#### Interface dataset entries
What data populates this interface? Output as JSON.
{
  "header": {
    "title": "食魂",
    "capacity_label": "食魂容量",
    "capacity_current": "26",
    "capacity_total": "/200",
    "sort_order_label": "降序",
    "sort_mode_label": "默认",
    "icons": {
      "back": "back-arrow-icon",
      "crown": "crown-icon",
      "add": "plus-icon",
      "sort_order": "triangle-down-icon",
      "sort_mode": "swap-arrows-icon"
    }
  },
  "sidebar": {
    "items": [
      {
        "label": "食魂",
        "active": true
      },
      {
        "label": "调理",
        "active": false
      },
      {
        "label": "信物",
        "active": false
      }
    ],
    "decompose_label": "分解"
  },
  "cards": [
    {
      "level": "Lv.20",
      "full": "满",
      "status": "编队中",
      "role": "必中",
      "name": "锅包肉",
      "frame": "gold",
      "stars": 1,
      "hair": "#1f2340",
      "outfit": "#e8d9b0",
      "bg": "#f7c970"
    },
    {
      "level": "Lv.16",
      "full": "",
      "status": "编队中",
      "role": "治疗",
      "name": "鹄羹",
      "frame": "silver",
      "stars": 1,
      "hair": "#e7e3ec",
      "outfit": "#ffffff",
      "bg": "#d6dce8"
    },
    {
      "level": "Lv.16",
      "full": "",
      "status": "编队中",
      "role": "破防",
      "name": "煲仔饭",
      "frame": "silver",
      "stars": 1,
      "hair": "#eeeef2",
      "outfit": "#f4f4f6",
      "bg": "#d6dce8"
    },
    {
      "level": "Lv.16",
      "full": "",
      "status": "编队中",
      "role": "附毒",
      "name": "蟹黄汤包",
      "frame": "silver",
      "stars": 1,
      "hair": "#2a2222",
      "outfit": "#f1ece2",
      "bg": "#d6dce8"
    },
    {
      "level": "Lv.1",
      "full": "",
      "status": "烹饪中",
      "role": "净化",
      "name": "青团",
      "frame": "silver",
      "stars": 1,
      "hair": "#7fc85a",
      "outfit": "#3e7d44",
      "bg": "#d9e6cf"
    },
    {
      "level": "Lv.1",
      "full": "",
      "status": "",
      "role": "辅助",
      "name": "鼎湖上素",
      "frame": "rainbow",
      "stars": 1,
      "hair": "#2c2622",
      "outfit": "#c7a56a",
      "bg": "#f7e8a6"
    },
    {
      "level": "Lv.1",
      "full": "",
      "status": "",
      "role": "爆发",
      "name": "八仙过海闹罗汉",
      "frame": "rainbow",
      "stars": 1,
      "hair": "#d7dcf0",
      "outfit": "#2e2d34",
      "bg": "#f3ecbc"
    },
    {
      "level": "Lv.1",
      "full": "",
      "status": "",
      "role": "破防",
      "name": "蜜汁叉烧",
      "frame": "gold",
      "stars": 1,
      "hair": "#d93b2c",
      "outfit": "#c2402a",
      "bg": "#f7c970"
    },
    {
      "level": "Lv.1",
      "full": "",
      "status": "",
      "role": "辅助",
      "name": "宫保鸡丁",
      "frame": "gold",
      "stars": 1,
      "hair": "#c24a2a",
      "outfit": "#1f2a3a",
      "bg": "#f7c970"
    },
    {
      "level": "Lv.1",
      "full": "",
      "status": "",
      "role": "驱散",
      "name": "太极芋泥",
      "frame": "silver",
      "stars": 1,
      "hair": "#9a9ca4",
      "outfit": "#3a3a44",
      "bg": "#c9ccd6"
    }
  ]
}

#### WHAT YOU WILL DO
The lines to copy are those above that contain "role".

#### RESPONSE BELOW
      "role": "必中",
      "role": "治疗",
      "role": "破防",
      "role": "附毒",
      "role": "净化",
      "role": "辅助",
      "role": "爆发",
      "role": "破防",
      "role": "辅助",
      "role": "驱散",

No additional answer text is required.